The other thing that’s been really amazing to me is just learning all the ways in which we’re the same and all the ways in which all across the country and all across the state of Massachusetts we’re encountering similar things and we care really deeply about similar things. I think just going in with that, really the perspective of I’m a listener and I’m a learner, and let me learn about what’s going on in the country and what these constituents and these stakeholders are really interested in, that would be my number one advice. That’s my number one advice for myself.

There’s often controversy and misinformation in the general public about charter schools. Are there stereotypes you think you’ll have to refute, or messages about charters you’d like to communicate?

The biggest one, and this came out a lot in the Massachusetts [charter cap] debate last year, was just that charters aren’t public schools. I’m so proud to be a public school teacher. I’m so proud to work within the public education system, so that’s one thing that I work really hard to make sure is clear in conversations about charters.

…[The other thing is] charter schools and charter systems look really different all across the country.
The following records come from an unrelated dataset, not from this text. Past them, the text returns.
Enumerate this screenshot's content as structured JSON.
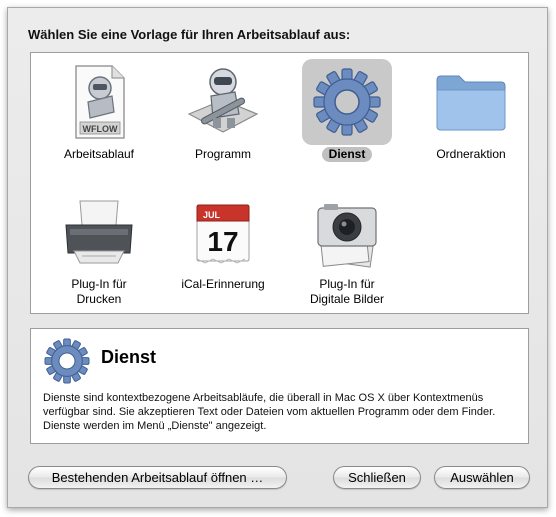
{
  "dialog": {
    "prompt": "Wählen Sie eine Vorlage für Ihren Arbeitsablauf aus:"
  },
  "templates": [
    {
      "label": "Arbeitsablauf",
      "icon": "automator-workflow-document-icon",
      "selected": false,
      "badge": "WFLOW"
    },
    {
      "label": "Programm",
      "icon": "automator-robot-icon",
      "selected": false
    },
    {
      "label": "Dienst",
      "icon": "gear-icon",
      "selected": true
    },
    {
      "label": "Ordneraktion",
      "icon": "folder-icon",
      "selected": false
    },
    {
      "label_line1": "Plug-In für",
      "label_line2": "Drucken",
      "icon": "printer-icon",
      "selected": false
    },
    {
      "label": "iCal-Erinnerung",
      "icon": "calendar-icon",
      "selected": false,
      "month": "JUL",
      "day": "17"
    },
    {
      "label_line1": "Plug-In für",
      "label_line2": "Digitale Bilder",
      "icon": "camera-icon",
      "selected": false
    }
  ],
  "description": {
    "title": "Dienst",
    "icon": "gear-icon",
    "text": "Dienste sind kontextbezogene Arbeitsabläufe, die überall in Mac OS X über Kontextmenüs verfügbar sind. Sie akzeptieren Text oder Dateien vom aktuellen Programm oder dem Finder. Dienste werden im Menü „Dienste\" angezeigt."
  },
  "buttons": {
    "open_existing": "Bestehenden Arbeitsablauf öffnen …",
    "close": "Schließen",
    "choose": "Auswählen"
  },
  "colors": {
    "selection": "#c9c9c9",
    "gear": "#6c8cc0",
    "folder": "#8fb6e0"
  }
}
In Massachusetts we have a really, really strong charter system. One of the things I really want to talk about is the reasons that Massachusetts’s system is so strong.

One of the big reasons it’s so strong is that there’s accountability for our charters. The state of Massachusetts and the state department of ed and board of ed hold charters accountable for making sure that they’re doing really, really good work. That has resulted in really good charters. That has resulted in really good education for kids, so whenever we’re going to talk about charters as a whole, I think we have to talk about accountability as a crucial part of good charters.

What’s been your best moment teaching?

I cannot pick one, so I’m just going to tell you a story from last year. I had this girl in ninth grade, and she is an amazing actress. We were doing a poetry competition where she had to memorize and recite a poem. Everyone in the ninth grade knew she was going to win…. We got to the night of the performance and she becomes a finalist. And then a month later we get to the night of the finals, she gets up there, by this point everyone in the school, not just the ninth-graders, [knows] she’s a shoo-in.

Someone sneezes and she messes up … She didn’t win; she didn’t move on. She declared herself a failure. She had all these reasons why she shouldn’t have won and she didn’t deserve it and it’s terrible.

At the end of the year we always put on a play. So having seen this power that she had, my co-teachers and I made her the title character in the play. Of course at first she was sort of like, “Well, why would you give this to me? I messed everything up. I can’t handle it. I'm gonna mess up.” On the night of our play, she was a star.

She sort of came out and had this real redemption, and I attribute that both to her passion and her talent, but also the way that her fellow classmates sort of rallied around her in the lead-up to the play. They said, you know, “Hey, we know you’re amazing, and how can we help you?” and “Let’s make sure that you know your lines by heart,” and “Let’s make sure that sometimes when you’re rehearsing we do something distracting and let’s see what you can do.” She was able to see, “Oh, this one moment things didn’t go well, but that doesn’t mean I’m a failure, and actually I’m gonna pick myself up and I’m gonna do this other thing.”

Everyone in that audience witnessed this magic of this beautiful performance. That to me is such a great story because I just feel like I fail all the time. We all fail all the time. To be able to see a student fail in that moment and then come back and have such triumph that is like the beauty of this theater work that we do, but also just education.